Additional resource: Austin Knight in her essay ‘Design debt’ lists 4 causes of design debt: fire drills, competing teams, feature testing, and technical debt.
How does the size of the organization affect design debt?
Accumulating design debt can happen to any type of company. All organizations will eventually suffer consequences if they are not controlling their design debt.
The main factor that plays a role in managing the design debt is how many strings are attached to every decision.
- Layers of design debt
Older and bigger organizations had more time to accumulate design debt. They also usually have multiple products under one umbrella. Problems are more interconnected and complex. Startups and emerging companies have fewer ‘layers’ of debt and therefore, fewer constraints and dependencies to consider.

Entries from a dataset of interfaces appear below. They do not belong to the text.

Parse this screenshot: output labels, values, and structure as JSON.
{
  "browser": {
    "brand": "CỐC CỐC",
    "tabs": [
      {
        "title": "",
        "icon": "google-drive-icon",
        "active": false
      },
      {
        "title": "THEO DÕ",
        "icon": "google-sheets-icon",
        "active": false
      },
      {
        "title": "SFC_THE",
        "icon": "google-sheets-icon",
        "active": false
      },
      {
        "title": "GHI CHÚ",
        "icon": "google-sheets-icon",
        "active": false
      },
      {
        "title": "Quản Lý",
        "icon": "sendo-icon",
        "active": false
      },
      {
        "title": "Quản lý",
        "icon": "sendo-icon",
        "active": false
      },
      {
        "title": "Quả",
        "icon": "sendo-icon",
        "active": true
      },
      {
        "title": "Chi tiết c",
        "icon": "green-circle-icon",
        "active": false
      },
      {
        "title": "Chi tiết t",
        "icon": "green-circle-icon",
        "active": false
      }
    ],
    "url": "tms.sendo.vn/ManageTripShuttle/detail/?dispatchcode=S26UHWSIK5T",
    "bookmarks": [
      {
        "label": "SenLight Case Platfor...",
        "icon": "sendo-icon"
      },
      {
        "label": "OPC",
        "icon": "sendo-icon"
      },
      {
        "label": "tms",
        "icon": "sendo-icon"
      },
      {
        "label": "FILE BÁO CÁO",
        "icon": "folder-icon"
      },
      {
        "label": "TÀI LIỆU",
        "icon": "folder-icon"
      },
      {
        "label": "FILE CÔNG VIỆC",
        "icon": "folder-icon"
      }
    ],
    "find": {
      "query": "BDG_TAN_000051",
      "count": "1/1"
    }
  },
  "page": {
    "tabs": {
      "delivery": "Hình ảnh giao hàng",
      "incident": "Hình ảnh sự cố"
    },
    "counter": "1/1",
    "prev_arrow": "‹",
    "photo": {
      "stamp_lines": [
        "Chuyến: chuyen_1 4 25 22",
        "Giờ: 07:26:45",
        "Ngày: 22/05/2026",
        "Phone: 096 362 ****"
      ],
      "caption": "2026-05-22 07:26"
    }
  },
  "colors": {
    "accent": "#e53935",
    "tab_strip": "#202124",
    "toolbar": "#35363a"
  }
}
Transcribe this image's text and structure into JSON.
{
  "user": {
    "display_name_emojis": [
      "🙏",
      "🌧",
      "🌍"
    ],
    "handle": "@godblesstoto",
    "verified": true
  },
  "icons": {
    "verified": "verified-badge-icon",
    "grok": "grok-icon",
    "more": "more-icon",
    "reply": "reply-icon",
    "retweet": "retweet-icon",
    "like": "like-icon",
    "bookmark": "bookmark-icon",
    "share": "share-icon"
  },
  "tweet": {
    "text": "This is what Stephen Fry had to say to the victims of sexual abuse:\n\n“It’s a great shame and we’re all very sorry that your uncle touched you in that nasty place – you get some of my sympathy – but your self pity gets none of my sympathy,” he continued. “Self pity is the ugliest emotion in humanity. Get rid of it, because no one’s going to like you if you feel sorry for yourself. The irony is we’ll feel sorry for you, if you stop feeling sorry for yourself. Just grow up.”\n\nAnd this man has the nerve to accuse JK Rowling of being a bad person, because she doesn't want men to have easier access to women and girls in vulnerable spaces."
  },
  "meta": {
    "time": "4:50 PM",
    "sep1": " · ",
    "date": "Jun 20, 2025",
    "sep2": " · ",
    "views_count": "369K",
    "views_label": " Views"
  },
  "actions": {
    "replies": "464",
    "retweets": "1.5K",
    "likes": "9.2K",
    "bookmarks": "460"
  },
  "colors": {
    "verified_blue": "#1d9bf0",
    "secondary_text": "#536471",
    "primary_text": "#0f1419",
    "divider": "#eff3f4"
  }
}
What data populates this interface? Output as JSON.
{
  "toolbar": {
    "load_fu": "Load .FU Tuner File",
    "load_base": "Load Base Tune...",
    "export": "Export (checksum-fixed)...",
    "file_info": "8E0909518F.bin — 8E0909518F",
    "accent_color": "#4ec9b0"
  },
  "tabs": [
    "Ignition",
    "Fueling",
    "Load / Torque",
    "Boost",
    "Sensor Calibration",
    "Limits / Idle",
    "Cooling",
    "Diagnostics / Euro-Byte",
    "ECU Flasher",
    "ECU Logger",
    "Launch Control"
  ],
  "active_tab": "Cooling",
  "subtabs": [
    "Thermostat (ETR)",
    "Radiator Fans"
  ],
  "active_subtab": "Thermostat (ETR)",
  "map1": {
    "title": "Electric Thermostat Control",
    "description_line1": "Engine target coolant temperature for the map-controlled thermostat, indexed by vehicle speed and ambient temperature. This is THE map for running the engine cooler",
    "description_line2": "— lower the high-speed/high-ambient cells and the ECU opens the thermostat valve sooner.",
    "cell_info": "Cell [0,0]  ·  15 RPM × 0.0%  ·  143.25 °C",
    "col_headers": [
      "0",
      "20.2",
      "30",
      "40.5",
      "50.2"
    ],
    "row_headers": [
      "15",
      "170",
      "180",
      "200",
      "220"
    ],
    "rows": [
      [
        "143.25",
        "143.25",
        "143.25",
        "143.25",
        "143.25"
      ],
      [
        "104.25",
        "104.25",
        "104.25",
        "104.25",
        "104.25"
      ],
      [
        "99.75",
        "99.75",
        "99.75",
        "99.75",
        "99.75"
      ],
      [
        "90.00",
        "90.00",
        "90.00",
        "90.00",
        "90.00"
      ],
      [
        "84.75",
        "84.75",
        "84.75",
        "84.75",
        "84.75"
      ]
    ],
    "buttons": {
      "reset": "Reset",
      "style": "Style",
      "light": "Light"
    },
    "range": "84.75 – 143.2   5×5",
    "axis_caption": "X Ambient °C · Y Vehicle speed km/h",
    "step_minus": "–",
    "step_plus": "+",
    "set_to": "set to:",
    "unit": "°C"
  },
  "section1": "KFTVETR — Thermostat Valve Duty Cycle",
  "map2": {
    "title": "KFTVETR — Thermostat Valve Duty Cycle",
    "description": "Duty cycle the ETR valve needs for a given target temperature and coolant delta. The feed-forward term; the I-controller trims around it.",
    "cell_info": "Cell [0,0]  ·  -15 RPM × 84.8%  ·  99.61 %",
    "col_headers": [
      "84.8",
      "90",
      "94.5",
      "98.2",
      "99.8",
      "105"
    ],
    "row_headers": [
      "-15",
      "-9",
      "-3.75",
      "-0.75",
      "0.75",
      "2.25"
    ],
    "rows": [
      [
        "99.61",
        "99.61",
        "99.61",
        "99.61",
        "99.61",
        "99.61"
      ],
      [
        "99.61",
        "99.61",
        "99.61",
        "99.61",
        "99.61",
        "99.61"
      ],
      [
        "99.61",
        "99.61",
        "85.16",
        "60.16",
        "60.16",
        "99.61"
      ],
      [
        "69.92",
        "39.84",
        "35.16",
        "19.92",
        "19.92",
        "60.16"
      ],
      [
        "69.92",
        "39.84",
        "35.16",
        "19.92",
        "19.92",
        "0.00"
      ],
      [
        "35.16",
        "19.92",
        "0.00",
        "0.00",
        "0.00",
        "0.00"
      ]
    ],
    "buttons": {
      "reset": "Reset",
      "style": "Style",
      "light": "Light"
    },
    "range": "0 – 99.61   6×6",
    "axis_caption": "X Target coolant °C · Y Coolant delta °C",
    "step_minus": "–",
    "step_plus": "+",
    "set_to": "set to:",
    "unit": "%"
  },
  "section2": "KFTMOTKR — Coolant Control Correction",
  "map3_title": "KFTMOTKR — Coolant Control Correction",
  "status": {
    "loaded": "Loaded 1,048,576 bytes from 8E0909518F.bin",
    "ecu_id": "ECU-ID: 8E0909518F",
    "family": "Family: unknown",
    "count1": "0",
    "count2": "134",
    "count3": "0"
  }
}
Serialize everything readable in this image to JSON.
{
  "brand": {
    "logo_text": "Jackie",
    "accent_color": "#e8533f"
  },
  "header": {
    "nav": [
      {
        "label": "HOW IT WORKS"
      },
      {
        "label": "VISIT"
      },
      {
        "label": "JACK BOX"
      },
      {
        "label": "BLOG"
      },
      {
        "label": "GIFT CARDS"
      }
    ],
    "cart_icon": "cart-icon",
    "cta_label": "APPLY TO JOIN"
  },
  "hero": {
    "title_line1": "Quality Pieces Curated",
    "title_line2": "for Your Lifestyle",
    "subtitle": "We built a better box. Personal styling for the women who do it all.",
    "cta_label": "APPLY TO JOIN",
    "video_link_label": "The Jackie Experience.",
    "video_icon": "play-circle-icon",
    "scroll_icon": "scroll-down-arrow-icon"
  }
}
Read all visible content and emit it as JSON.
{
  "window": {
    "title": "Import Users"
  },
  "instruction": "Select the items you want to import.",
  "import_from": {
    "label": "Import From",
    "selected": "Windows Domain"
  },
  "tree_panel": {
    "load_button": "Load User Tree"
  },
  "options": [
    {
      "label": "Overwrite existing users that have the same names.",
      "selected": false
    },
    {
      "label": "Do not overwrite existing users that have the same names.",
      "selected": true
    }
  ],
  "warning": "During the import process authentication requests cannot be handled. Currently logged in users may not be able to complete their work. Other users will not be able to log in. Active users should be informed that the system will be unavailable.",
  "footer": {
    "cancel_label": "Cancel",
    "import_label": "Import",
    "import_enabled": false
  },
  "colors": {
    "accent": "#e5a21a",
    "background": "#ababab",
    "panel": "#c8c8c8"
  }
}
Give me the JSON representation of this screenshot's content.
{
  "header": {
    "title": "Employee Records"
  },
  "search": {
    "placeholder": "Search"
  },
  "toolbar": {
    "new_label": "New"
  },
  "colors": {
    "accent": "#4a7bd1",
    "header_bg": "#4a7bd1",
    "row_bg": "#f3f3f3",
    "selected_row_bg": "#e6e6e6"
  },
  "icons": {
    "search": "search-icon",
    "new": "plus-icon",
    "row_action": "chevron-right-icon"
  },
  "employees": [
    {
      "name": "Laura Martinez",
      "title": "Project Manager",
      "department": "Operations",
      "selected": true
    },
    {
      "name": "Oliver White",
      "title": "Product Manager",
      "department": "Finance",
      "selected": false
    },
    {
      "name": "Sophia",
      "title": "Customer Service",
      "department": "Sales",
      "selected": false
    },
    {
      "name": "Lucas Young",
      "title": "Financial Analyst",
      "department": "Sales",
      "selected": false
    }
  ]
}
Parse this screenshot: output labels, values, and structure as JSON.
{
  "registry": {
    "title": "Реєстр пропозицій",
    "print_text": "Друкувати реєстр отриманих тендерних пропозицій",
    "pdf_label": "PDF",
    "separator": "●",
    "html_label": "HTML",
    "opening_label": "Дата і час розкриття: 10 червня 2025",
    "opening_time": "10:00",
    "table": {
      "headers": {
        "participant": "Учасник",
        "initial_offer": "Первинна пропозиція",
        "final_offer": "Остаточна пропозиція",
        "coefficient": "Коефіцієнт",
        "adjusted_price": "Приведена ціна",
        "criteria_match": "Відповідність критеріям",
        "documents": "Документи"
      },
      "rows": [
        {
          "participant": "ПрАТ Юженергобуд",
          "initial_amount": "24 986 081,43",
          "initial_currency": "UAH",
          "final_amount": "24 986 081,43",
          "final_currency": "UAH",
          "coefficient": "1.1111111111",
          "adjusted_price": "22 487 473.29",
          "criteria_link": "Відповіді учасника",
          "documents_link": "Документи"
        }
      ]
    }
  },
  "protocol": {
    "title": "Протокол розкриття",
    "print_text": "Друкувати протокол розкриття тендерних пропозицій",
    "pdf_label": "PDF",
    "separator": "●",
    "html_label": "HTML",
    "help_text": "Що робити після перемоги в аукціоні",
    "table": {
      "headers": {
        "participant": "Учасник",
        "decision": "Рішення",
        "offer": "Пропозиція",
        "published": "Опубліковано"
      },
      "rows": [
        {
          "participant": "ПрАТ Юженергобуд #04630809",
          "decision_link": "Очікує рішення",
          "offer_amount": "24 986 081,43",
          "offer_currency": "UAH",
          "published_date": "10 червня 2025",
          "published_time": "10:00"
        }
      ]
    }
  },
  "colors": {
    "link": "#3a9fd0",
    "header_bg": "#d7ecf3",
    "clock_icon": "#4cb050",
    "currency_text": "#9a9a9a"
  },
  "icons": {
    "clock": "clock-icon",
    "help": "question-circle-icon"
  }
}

- Organizational design and decision-making process
Team structure also plays a big role. Smaller organizations usually can proceed faster. There are fewer teams and fewer decision-makers. In bigger organizations, more people need to agree on a strategy of paying off the design debt. This ‘maintenance’ work often competes with more exciting projects. The best organizations solve those issues by wise leadership and establishing clear direction.
The pool of talent and manpower are playing an important role in managing design debt. Usually, bigger organizations are luckier than small companies, in this category. When reducing design debt becomes a priority, they can make a lot of progress in a fairly short amount of time thanks to their resources. This is not to say that a big company will be always more effective than a smaller organization. It simply means that they start from a privileged position.
- Relationships with customers
Established companies usually are expected to provide a high level of stability to their customers. Each move is carefully communicated, expectations are very high. Major changes can become problematic to handle, especially if they alter the existing flows customers rely on. Startups are on the opposite side of the spectrum. They are obligated to evolve, expected to even pivot. For them, the bar for maintaining good relationships with customers is usually way lower.
Read the next article
Measuring Design Debt